(Dataset rows for apps and sites)
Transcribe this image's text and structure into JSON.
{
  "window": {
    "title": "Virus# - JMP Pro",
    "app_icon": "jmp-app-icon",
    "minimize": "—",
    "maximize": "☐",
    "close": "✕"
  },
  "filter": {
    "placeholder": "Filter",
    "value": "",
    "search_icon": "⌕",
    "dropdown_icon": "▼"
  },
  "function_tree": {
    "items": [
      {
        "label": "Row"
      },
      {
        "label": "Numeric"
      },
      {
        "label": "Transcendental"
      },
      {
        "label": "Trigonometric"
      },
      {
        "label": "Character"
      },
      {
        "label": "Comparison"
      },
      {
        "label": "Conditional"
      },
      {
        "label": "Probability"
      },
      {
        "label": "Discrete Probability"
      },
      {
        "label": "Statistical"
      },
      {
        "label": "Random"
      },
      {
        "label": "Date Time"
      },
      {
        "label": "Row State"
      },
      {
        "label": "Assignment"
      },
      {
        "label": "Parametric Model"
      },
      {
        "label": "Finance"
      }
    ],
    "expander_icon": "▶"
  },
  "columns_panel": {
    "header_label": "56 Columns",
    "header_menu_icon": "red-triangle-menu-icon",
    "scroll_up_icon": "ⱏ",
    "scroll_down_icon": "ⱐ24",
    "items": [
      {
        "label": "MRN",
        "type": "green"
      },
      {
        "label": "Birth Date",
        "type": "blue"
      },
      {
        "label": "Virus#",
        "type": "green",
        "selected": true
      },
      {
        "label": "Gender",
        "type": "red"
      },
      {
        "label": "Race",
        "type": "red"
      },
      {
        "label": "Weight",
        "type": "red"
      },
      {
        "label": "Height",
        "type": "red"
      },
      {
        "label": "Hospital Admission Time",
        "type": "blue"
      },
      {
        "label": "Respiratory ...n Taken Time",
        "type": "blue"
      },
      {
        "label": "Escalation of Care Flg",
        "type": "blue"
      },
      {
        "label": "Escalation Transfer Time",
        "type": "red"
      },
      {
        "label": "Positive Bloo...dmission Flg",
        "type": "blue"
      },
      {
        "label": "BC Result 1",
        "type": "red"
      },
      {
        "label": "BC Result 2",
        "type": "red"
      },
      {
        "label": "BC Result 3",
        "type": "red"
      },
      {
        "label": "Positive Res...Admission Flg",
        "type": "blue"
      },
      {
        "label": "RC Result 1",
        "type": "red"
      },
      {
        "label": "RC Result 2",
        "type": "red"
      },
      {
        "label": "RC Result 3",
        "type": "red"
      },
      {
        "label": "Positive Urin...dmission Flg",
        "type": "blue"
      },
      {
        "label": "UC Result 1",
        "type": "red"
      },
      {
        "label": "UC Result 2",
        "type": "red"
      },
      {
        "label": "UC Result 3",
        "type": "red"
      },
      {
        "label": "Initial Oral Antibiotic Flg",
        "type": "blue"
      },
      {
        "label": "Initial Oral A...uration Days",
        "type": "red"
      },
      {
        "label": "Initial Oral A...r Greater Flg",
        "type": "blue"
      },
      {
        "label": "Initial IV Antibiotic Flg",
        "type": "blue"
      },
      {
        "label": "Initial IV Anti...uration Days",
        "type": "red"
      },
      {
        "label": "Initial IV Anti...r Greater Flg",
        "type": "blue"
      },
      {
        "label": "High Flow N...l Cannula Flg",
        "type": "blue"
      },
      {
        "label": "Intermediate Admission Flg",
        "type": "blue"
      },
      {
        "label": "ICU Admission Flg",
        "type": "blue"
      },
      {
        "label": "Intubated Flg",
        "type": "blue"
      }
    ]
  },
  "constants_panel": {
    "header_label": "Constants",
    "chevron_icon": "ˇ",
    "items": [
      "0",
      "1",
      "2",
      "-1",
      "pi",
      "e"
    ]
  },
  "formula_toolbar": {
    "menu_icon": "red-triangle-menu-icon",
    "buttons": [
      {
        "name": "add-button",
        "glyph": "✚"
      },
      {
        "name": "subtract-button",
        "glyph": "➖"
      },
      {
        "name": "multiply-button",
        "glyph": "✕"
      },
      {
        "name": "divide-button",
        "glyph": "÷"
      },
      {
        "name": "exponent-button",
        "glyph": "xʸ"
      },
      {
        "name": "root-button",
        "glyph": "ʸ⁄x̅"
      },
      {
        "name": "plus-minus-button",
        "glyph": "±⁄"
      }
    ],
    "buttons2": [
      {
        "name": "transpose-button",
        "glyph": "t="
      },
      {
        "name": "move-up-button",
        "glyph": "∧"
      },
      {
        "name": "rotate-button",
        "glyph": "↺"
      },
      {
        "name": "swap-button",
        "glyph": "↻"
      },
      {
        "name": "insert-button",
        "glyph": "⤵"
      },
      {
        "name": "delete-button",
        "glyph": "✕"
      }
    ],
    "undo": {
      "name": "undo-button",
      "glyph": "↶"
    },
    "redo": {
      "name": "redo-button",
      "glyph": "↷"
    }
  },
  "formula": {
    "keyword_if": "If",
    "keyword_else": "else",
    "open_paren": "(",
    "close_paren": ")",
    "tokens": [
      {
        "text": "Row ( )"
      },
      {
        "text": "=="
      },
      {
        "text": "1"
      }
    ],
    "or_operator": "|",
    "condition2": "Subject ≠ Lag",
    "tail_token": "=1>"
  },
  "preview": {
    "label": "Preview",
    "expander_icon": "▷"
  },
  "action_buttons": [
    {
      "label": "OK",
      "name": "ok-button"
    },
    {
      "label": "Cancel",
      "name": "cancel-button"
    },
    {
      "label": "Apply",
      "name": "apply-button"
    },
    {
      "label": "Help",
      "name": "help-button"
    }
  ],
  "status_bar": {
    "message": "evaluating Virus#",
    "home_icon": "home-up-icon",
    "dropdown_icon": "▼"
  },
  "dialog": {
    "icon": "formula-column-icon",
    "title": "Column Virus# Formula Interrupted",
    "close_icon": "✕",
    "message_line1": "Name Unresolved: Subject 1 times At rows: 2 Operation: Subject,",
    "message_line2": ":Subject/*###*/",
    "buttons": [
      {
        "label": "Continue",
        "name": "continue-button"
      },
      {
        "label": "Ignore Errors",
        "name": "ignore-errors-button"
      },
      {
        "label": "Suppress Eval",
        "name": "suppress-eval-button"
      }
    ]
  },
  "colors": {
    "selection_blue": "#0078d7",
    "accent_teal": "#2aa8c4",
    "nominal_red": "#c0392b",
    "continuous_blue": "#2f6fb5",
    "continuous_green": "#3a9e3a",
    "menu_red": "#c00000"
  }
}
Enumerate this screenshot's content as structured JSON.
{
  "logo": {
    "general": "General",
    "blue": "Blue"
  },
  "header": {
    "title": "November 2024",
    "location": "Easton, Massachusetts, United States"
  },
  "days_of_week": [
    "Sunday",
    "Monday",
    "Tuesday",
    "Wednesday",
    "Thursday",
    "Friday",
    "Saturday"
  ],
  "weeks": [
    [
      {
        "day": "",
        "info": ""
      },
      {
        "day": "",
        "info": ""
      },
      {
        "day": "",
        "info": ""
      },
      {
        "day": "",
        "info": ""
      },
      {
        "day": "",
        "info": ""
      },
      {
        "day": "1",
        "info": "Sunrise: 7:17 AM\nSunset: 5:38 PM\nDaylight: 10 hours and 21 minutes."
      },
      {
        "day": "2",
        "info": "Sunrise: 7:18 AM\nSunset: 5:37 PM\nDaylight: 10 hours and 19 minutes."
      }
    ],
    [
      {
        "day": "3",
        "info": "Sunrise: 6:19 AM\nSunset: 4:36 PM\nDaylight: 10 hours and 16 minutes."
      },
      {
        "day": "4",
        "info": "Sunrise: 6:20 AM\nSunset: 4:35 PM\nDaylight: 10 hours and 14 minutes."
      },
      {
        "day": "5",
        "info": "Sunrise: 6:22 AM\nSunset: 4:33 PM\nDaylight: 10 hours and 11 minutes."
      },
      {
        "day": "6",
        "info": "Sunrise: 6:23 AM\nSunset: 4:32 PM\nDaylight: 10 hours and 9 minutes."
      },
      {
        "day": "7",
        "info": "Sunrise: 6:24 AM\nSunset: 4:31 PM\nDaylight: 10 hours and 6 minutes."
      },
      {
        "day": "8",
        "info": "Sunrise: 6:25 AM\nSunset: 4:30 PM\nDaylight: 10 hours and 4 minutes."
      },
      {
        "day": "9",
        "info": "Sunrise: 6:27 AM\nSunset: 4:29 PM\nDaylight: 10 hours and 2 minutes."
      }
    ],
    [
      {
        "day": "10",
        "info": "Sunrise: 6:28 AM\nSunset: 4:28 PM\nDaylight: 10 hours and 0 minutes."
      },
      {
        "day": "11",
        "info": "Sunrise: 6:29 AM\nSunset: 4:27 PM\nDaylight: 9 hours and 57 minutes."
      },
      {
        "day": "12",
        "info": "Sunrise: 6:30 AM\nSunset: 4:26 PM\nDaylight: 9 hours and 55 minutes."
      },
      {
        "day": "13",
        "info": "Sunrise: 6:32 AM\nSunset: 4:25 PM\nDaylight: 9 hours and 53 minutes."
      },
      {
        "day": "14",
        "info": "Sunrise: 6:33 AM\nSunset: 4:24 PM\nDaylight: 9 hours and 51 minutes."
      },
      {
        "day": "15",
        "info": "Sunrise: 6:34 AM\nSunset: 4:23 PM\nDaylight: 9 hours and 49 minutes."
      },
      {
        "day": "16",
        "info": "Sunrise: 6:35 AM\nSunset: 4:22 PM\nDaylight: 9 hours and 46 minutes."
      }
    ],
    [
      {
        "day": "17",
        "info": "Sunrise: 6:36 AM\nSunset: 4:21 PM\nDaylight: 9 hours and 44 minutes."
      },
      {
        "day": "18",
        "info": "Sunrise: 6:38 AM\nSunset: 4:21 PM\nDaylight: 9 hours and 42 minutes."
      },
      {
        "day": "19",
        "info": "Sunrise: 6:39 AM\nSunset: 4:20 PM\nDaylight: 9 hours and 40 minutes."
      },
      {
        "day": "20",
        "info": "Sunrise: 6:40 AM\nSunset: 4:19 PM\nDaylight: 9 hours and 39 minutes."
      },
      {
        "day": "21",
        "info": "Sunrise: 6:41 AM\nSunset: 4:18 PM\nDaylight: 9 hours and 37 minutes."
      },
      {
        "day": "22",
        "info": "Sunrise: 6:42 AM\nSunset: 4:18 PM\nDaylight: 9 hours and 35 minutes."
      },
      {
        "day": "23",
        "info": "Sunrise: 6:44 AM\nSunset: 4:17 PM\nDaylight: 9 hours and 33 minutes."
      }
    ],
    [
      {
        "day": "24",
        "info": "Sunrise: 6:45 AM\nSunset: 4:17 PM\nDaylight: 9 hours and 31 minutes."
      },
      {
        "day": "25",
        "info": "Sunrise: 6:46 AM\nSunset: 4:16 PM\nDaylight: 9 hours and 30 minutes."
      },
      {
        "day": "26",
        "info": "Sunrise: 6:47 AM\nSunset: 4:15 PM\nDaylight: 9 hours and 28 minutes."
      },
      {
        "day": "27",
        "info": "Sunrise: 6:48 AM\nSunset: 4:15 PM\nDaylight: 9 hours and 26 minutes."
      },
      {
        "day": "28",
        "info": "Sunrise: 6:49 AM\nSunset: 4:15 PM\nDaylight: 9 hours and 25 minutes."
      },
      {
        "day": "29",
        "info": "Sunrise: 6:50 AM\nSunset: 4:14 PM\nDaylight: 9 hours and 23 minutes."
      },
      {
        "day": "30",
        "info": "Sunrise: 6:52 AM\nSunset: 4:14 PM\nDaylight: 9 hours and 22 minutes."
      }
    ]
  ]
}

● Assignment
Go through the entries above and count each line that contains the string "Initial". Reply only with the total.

● Response to the exercise
6